Did I ask about something I found interesting?
Did I ask a question of another pupil?
Did I volunteer to answer a question?
Did I join in with the pair work effectively?
Did I speak up if someone said something I didn’t
entirely agree with?
We learn by doing; active learning is much better
recalled, enjoyed and understood.
Active learning require us to 'make our own
meaning' , to develop our own conceptualisations of
what we are learning.
During this process we physically make neural
connections in our brain, the process we call learning.
Passive methods such as listening do not require us to
make these connections or conceptualisations.
Give the learner feedback on their incomplete
understandings and encourage them fix this, for example
by helping each other.
Give the teacher feedback on which learners understand,
and who needs help
Develop thinking skills such as analysis, problem solving,
Help learners to use their learning in realistic and useful
ways, and see its importance and relevance
Are more fun! Give the teacher a bit of a rest
Have them fill in a tick sheet self assessment where
they say Y/N to whether they think they have
completed all the things they should have done to
access top band marks.
If they feel they have not reached the criteria, they
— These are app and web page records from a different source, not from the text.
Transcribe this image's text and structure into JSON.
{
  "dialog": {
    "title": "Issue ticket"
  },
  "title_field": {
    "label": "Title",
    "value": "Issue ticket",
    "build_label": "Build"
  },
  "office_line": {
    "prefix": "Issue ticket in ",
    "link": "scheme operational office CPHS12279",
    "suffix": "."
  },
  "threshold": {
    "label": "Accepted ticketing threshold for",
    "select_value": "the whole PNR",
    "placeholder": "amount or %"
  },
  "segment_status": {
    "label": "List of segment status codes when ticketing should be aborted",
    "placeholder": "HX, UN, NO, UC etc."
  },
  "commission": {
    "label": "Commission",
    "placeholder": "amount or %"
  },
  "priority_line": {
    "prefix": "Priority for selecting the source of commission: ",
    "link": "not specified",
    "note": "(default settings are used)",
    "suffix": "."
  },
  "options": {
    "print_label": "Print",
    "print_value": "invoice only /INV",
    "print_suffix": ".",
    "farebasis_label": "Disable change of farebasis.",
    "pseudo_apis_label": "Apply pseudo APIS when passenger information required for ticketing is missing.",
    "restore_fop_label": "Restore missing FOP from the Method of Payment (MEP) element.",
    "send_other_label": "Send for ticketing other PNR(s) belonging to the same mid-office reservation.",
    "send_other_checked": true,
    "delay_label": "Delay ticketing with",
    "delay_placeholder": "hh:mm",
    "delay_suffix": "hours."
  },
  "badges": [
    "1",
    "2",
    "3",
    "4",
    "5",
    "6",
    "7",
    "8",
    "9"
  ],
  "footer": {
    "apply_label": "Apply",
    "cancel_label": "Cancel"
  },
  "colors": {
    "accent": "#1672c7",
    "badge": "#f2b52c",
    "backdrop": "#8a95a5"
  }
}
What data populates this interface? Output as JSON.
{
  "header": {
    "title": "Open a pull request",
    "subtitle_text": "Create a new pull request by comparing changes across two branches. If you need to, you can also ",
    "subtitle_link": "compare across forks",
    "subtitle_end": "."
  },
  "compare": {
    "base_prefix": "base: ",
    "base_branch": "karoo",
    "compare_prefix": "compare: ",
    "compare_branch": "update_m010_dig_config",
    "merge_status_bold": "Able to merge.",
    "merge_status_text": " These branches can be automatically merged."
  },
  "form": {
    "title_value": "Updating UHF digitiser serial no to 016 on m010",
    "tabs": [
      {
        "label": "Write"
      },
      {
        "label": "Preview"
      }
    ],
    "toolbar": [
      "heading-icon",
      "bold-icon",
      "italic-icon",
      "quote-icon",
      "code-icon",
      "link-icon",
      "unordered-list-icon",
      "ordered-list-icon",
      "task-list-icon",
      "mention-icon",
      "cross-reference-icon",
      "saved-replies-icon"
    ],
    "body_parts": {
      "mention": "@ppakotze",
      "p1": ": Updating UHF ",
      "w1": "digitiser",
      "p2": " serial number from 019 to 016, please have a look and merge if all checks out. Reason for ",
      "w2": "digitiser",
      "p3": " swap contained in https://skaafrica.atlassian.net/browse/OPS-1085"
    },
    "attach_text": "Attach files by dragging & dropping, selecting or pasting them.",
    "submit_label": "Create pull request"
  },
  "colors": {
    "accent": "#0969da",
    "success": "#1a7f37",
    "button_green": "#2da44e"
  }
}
should explain why.
When reviewing homeworks/essays...
Work with the mark scheme to get pupils to create a
checklist for assessment; they could do this using the
snowball method (one their own, in pairs, in a four
made of two pairs)
Carefully choose and ask a top performing pupil to be
interviewed in front of the class about how the
approached and completed
if they agree you may be able to copy their essay for the
class and then the pupils can assess the essay using
Students write a few lines at the end of each lesson or
week, describing what they have learned, what they are
unclear about along with personal observations
Questions to help structure the reflection...
Did you bring everything that you needed for the lesson?
Had you done any necessary preparatory work?
How are you getting on with your most recent targets?
What did you feel went really well for you today?
What didn’t go so well?
Same as reflective journal but online and interactive
You set blogs (or facebook page) for each of your
class; possibly through the VLE
pupils blog each day about what they have learnt as
they review and consolidate the days lessons; focus is
on processes and skills not necessarily content; the
how of learning
Other pupils can read and comment on progress
Pupils support each other
Learners: “Their attitudes towards learning are
exemplary and they are highly productive”
• “know their pupils’ capabilities and adapt
teaching well to meet their needs
• “are highly effective in building on previous
learning and helping pupils to overcome
• “Marking and assessment are productively
focused on guiding improvement and ensure that
pupils have a clear understanding of their
strengths and areas for development”